My coworkers are smart. One especially loves to talk to me about books and good food and crafting--she's fun to work with and hang out with. Today, we began discussing this NY Times article about the new poet laureate. I'd never heard of Kay Ryan, so I read the article with some interest, and flipped through a few of her poems they included with the article. I liked them; they were pretty good. I prepared to not think about them again.
It wasn't until I started discussing them with my coworker, however, that these poems came alive. They held a richness I hadn't discovered until I reread them and talked about them. For me, literary analysis (especially on poetry) always emerges after I talk about the work. I shouldn't be surprised that Ryan's poetry would be any different, but I was amazed at the meaning I was able to dig out of her words just by having a conversation.
Here was the one we discussed in particular (I read it out loud for my coworker, which led to further discussion--Ryan's poems are rhythmic, and that rhythm is inherent to what the poem is, but it's hard to hear rhythm unless you physically hear it.):
Their green flanks
and swells are not
flesh in any sense
we tell ourselves.
Nor their green
breast nor their
green shoulder nor
the languour of their
The poem rolls like hills, and the images it evokes are wonderful. I'm fond of poetry that has a certain physical feel, and Ryan's work is often about the physical and the material, like "Things Shouldn't Be So Hard," which longs for physical indications of an individual no longer present, but things are too hard, too durable, for one person to leave their mark upon them. It's beautiful.

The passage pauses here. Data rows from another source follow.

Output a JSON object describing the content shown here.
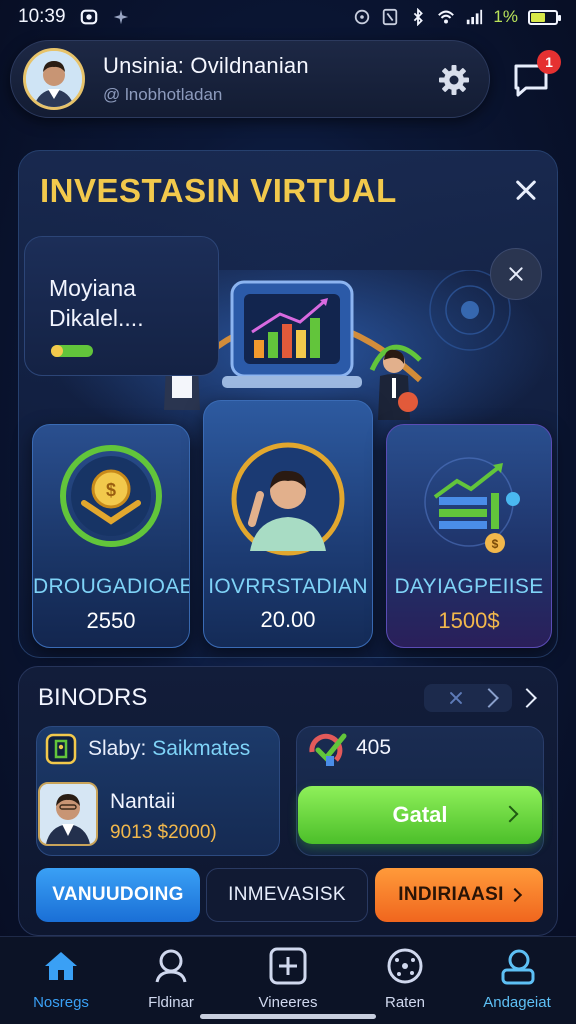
{
  "status_bar": {
    "time": "10:39",
    "battery_text": "1%",
    "battery_level": 0.55,
    "icons": [
      "alarm-icon",
      "airplane-icon",
      "vibrate-icon",
      "nfc-icon",
      "bluetooth-icon",
      "wifi-icon",
      "signal-icon",
      "battery-icon"
    ]
  },
  "header": {
    "user_name": "Unsinia: Ovildnanian",
    "user_handle": "@ lnobhotladan",
    "notification_count": "1"
  },
  "main": {
    "title": "INVESTASIN VIRTUAL",
    "info_title_line1": "Moyiana",
    "info_title_line2": "Dikalel....",
    "cards": [
      {
        "label": "DROUGADIOAE",
        "value": "2550"
      },
      {
        "label": "IOVRRSTADIAN",
        "value": "20.00"
      },
      {
        "label": "DAYIAGPEIISE",
        "value": "1500$"
      }
    ]
  },
  "bottom": {
    "section_title": "BINODRS",
    "row_label": "Slaby:",
    "row_accent": "Saikmates",
    "person_name": "Nantaii",
    "person_amount": "9013 $2000)",
    "stat_value": "405",
    "go_label": "Gatal",
    "buttons": [
      "VANUUDOING",
      "INMEVASISK",
      "INDIRIAASI"
    ]
  },
  "nav": {
    "items": [
      {
        "label": "Nosregs",
        "icon": "home-icon"
      },
      {
        "label": "Fldinar",
        "icon": "user-icon"
      },
      {
        "label": "Vineeres",
        "icon": "plus-square-icon"
      },
      {
        "label": "Raten",
        "icon": "network-icon"
      },
      {
        "label": "Andageiat",
        "icon": "profile-icon"
      }
    ]
  },
  "colors": {
    "accent_gold": "#f2c94c",
    "accent_blue": "#3aa0f5",
    "accent_green": "#62c53b",
    "accent_orange": "#f0661e",
    "badge_red": "#e53131"
  }
}
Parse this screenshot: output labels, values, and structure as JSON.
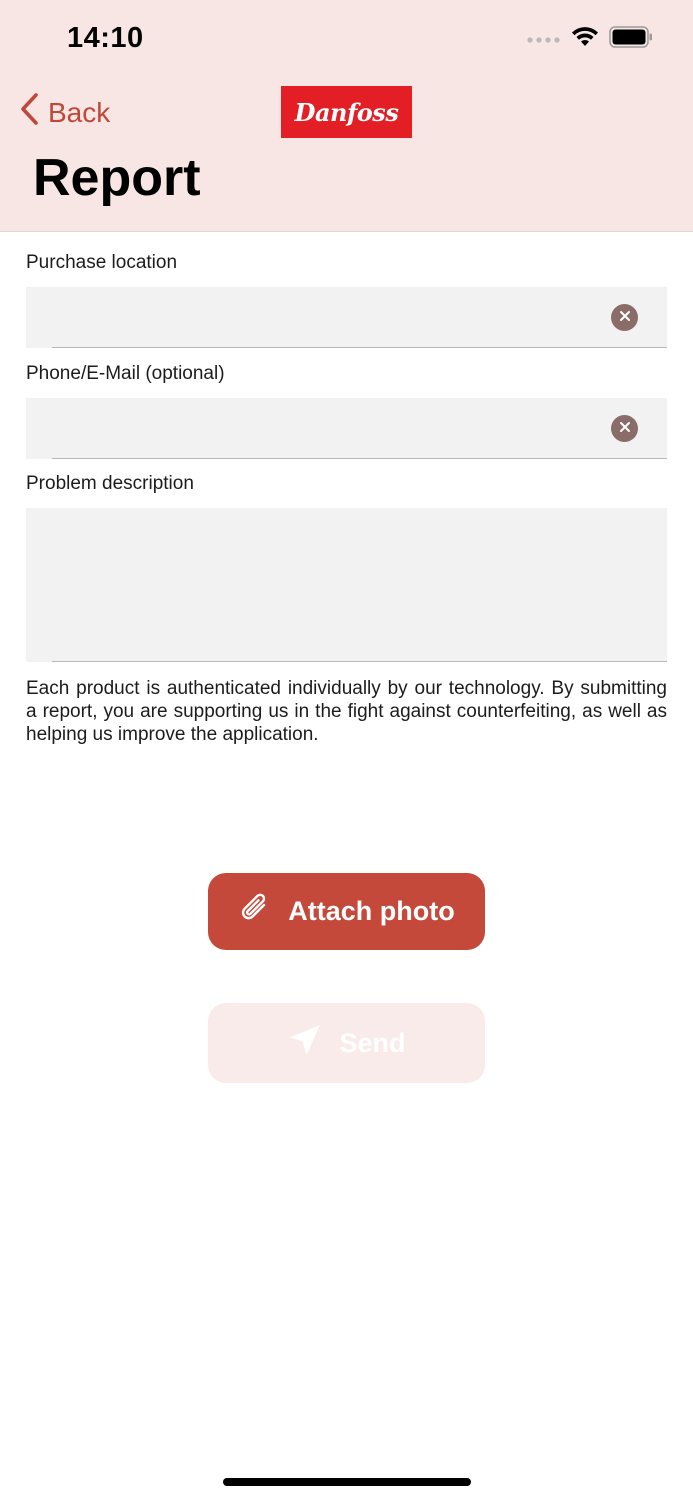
{
  "status_bar": {
    "time": "14:10"
  },
  "nav": {
    "back_label": "Back",
    "logo_text": "Danfoss",
    "title": "Report"
  },
  "form": {
    "purchase_location": {
      "label": "Purchase location",
      "value": "",
      "placeholder": ""
    },
    "contact": {
      "label": "Phone/E-Mail (optional)",
      "value": "",
      "placeholder": ""
    },
    "problem_description": {
      "label": "Problem description",
      "value": "",
      "placeholder": ""
    },
    "disclaimer": "Each product is authenticated individually by our technology. By submitting a report, you are supporting us in the fight against counterfeiting, as well as helping us improve the application."
  },
  "actions": {
    "attach_label": "Attach photo",
    "send_label": "Send",
    "send_enabled": false
  },
  "colors": {
    "accent": "#c4493a",
    "header_bg": "#f7e6e3",
    "brand_red": "#e31e24",
    "field_bg": "#f2f2f2",
    "disabled_bg": "#f9ebe9"
  },
  "icons": {
    "back": "chevron-left-icon",
    "clear": "clear-circle-icon",
    "attach": "paperclip-icon",
    "send": "paper-plane-icon",
    "signal": "cellular-signal-icon",
    "wifi": "wifi-icon",
    "battery": "battery-icon"
  }
}
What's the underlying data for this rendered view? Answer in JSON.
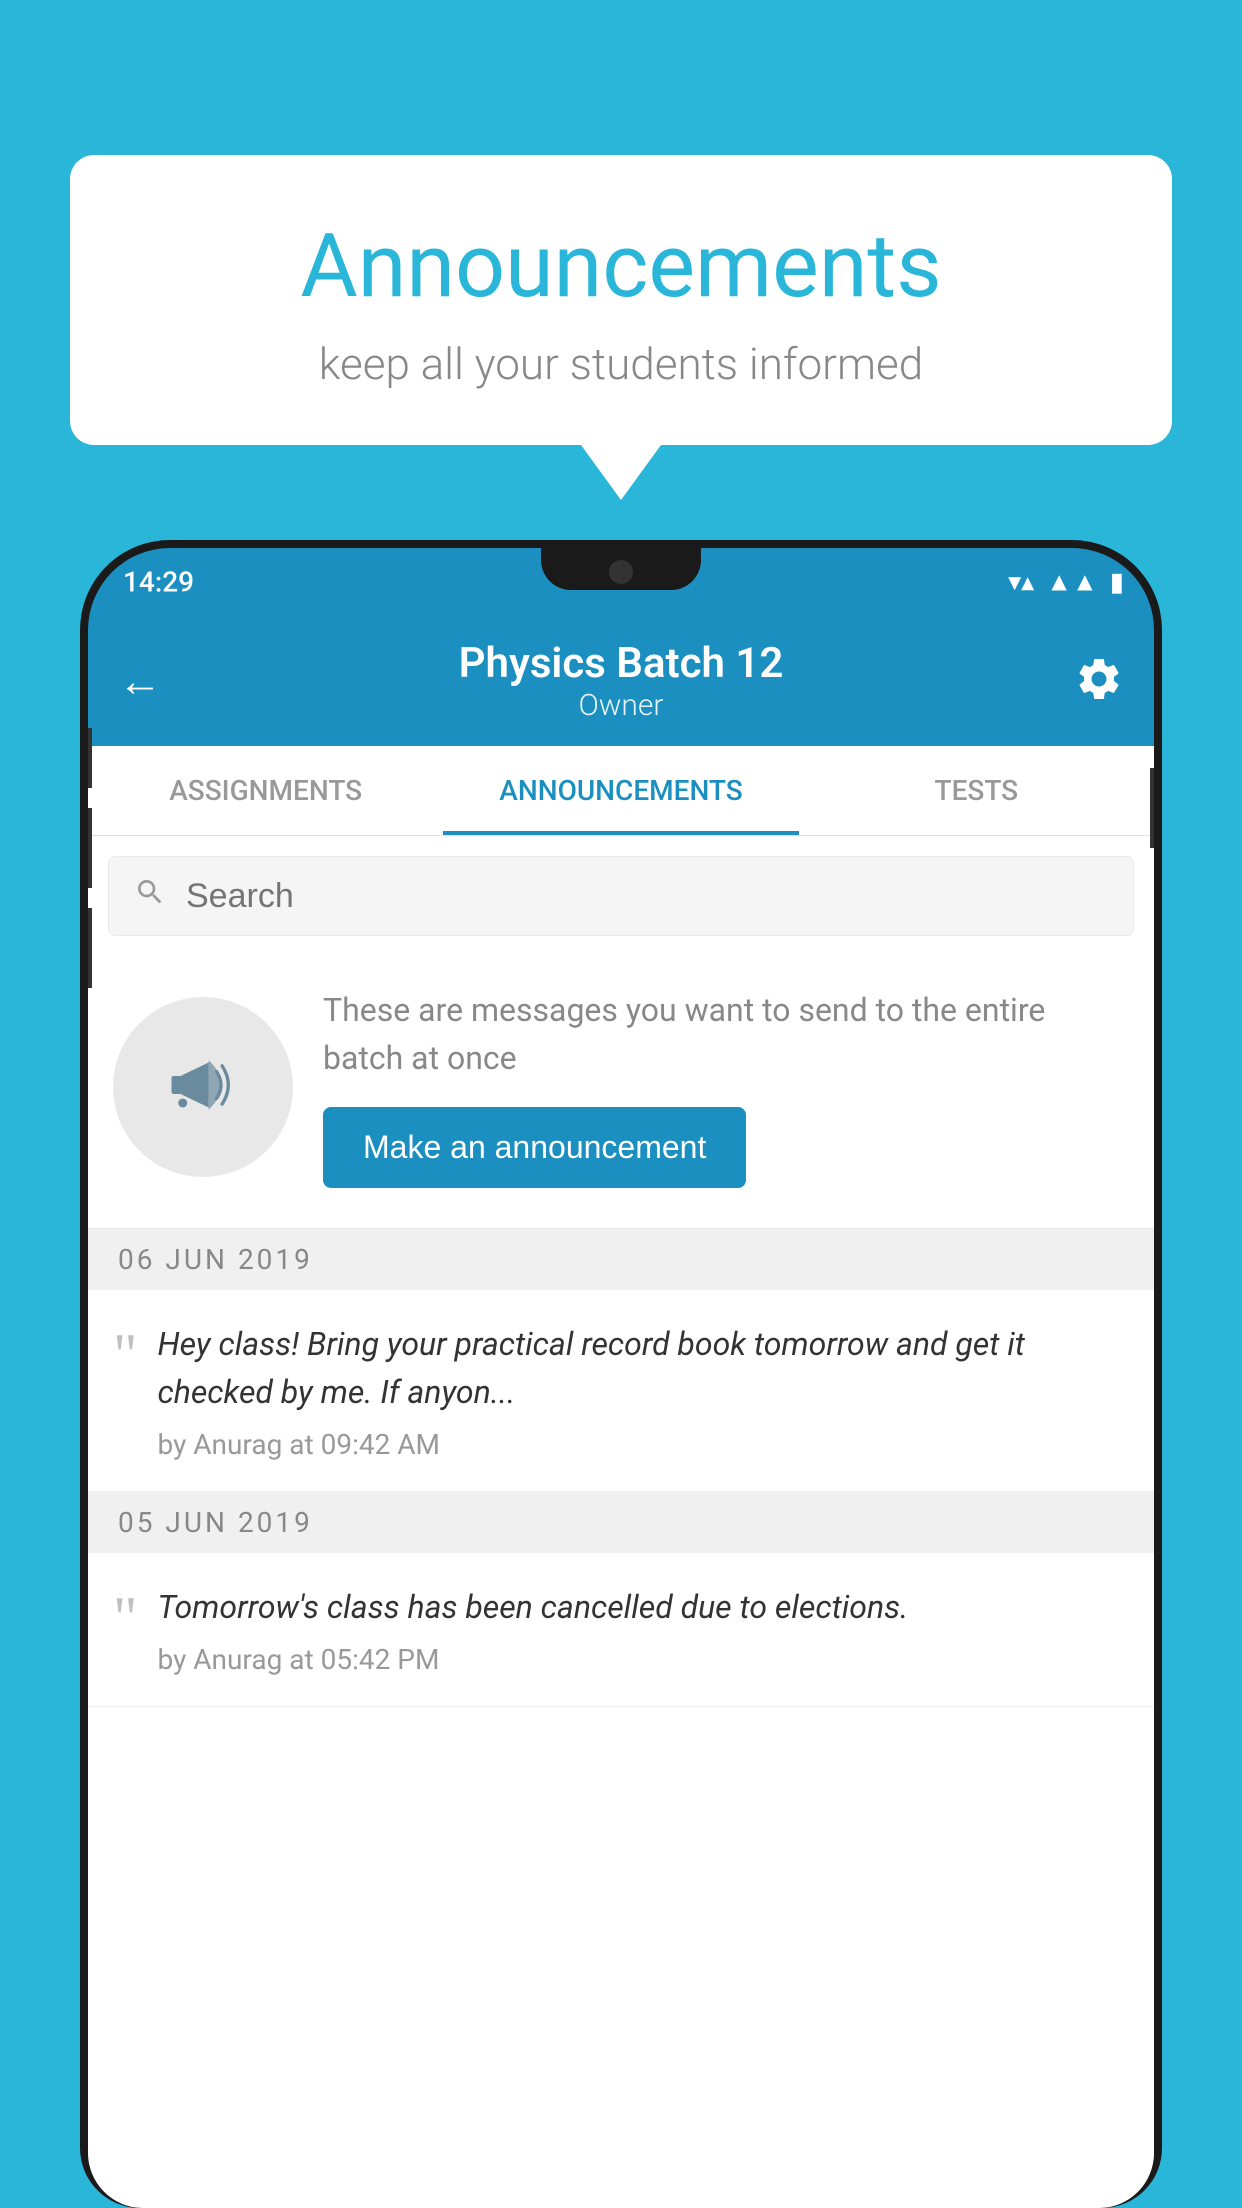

Okay, enough gushing about poetry. My main point is that I'm now a fan of Kay Ryan, and that discussing poetry with other people makes it alive in my mind. I need to remember that when I go to teach kids how to read poetry... I'm such a verbal person that it's often not until I've talked about something that I understand it fully.
If you're interested in more of Kay Ryan's work, go here.